I don't see that as a problem.
Factory are used to implement the Dependency Injection (DI) pattern, where one wish to dispense a section of code from having to know how to construct objects of a certain class, which could involve other secondary classes and render the aforementioned section of code more coupled to the rest of the codebase. The less coupling, the easier it is to update the code — the client part (that section of code), or the service part (the object being created —
Cake in your case).
When it comes to decorators, you are essentially describing an algebra on the object: you start from some class instance (
Cake object), and by applying an operator (the decorator), you obtain another object from the same class (to be precise, it's a subclass, so it's more akin to a refinement operation, but for our purpose, ignoring that part is OK).
The client code needs to know about that algebra, as a part of how it may manipulate the object, so you have to disclose this information. Now it could be in the form of a set of methods on the

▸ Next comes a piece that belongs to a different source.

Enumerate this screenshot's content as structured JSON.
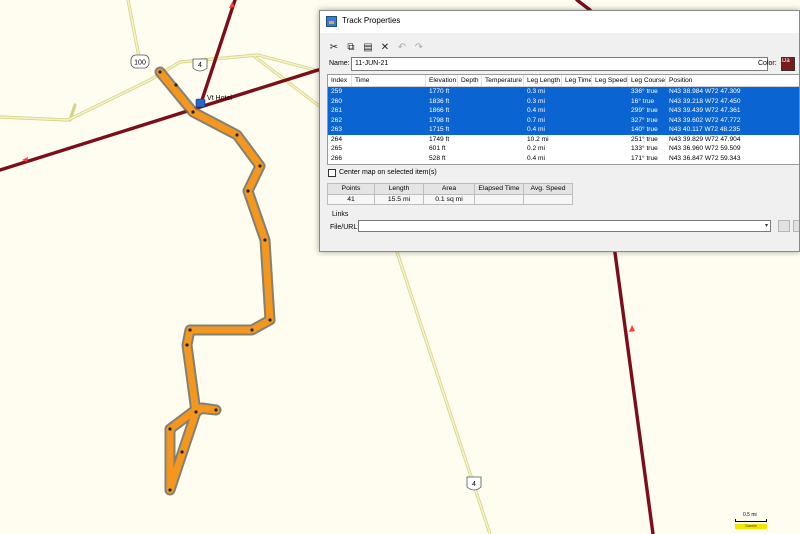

Cake class, a set of functions acting as operators, or methods on a class implementing that algebra.
The 2nd option might be more complicated to implement, if decorators need to share some information on the
Cake class only available at runtime; you'd have to implement the DI pattern on them, and you would end up with either the first or the 3rd solution.
The remaining options are equivalent from the client code point of view, not adding more dependency either way.